The shape is reminiscent of so many other cars – Porsche, Mercury, Tatra, etc. without giving way to some of the funny little quirks that they can have. You are looking at 40’s styling, of course, and it looks to be 1948 – 1949 – or 1950. The original vehicle is so close to a custom to start with that the decision to lose the rear bumper and round the pan goes almost without saying. Mind you, if the rear bumper had been given the same body-colour treatment as the front one, it could have stayed on.
You will also have noted the body-colour headlight rims that leave the massive streamline plus upright chrome grille to carry the front alone. As this is such an unusual car, the builder has wisely elected to allow the grille styling that Packard did to stand alone. Vintage car enthusiasts will recognise the Packard shoulders to the vertical grille carried into a streamline.
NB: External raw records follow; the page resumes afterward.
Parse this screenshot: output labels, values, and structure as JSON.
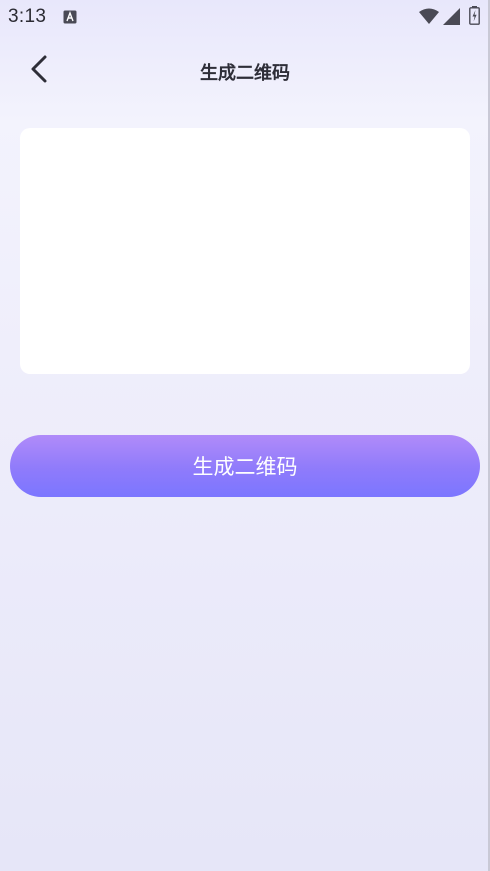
{
  "status_bar": {
    "time": "3:13",
    "icons": [
      "notification-a-icon",
      "wifi-icon",
      "signal-icon",
      "battery-icon"
    ]
  },
  "nav": {
    "back_icon": "chevron-left-icon",
    "title": "生成二维码"
  },
  "input": {
    "value": "",
    "placeholder": ""
  },
  "actions": {
    "generate_label": "生成二维码"
  },
  "colors": {
    "button_gradient_start": "#b08bf9",
    "button_gradient_end": "#7b76ff",
    "title_text": "#2e2e38",
    "card_background": "#ffffff"
  }
}
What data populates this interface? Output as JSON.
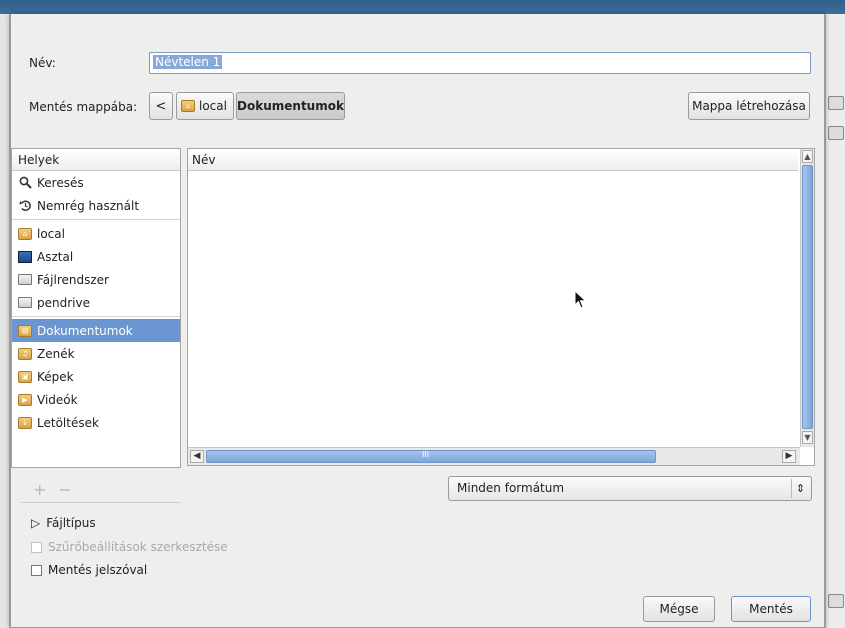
{
  "dialog": {
    "name_label": "Név:",
    "name_value": "Névtelen 1",
    "save_in_label": "Mentés mappába:",
    "breadcrumb": {
      "back_symbol": "<",
      "items": [
        "local",
        "Dokumentumok"
      ]
    },
    "new_folder_button": "Mappa létrehozása",
    "places": {
      "header": "Helyek",
      "items": [
        {
          "label": "Keresés",
          "icon": "search-icon"
        },
        {
          "label": "Nemrég használt",
          "icon": "recent-icon"
        },
        {
          "label": "local",
          "icon": "home-folder-icon"
        },
        {
          "label": "Asztal",
          "icon": "desktop-icon"
        },
        {
          "label": "Fájlrendszer",
          "icon": "drive-icon"
        },
        {
          "label": "pendrive",
          "icon": "drive-icon"
        },
        {
          "label": "Dokumentumok",
          "icon": "documents-folder-icon",
          "selected": true
        },
        {
          "label": "Zenék",
          "icon": "music-folder-icon"
        },
        {
          "label": "Képek",
          "icon": "pictures-folder-icon"
        },
        {
          "label": "Videók",
          "icon": "videos-folder-icon"
        },
        {
          "label": "Letöltések",
          "icon": "downloads-folder-icon"
        }
      ],
      "add_symbol": "+",
      "remove_symbol": "−"
    },
    "file_list": {
      "column_header": "Név",
      "scroll_mid": "III"
    },
    "format_select": "Minden formátum",
    "file_type_expander": "Fájltípus",
    "filter_options_label": "Szűrőbeállítások szerkesztése",
    "password_label": "Mentés jelszóval",
    "cancel_button": "Mégse",
    "save_button": "Mentés"
  },
  "colors": {
    "selection": "#6a96d2",
    "dialog_bg": "#eeeeec",
    "accent_border": "#7a9cc6"
  }
}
I am still trying to research the tail light shape and to see what relation it has to the shapes of the day. Some internet pictures show originals with small flat oblong lenses as well, though in some cases they are surrounded by more chrome. This set is probably more visible than the original style.
The interior is a concerto rather than a symphony. There is nothing overstated – it is minimalism in a luxury car. I should have looked upon a wood dash in there as a monstrosity – fortunately the designer had more style than that. The upholstery says luxury without raising its voice.
And the choice of colour is at once bold, refreshing, and historically plausible. I have found a similar two-tone style on the net in fawn and warm brown so this two-tone is perfect. And not a skull, eyeball, or smoking woodpecker decal to be seen – a blessed relief sometimes.
The last picture is sad. Sad for the owner who will part with this beauty – sad for me because I don’t have that kind of car money. But I am so glad I got to see it.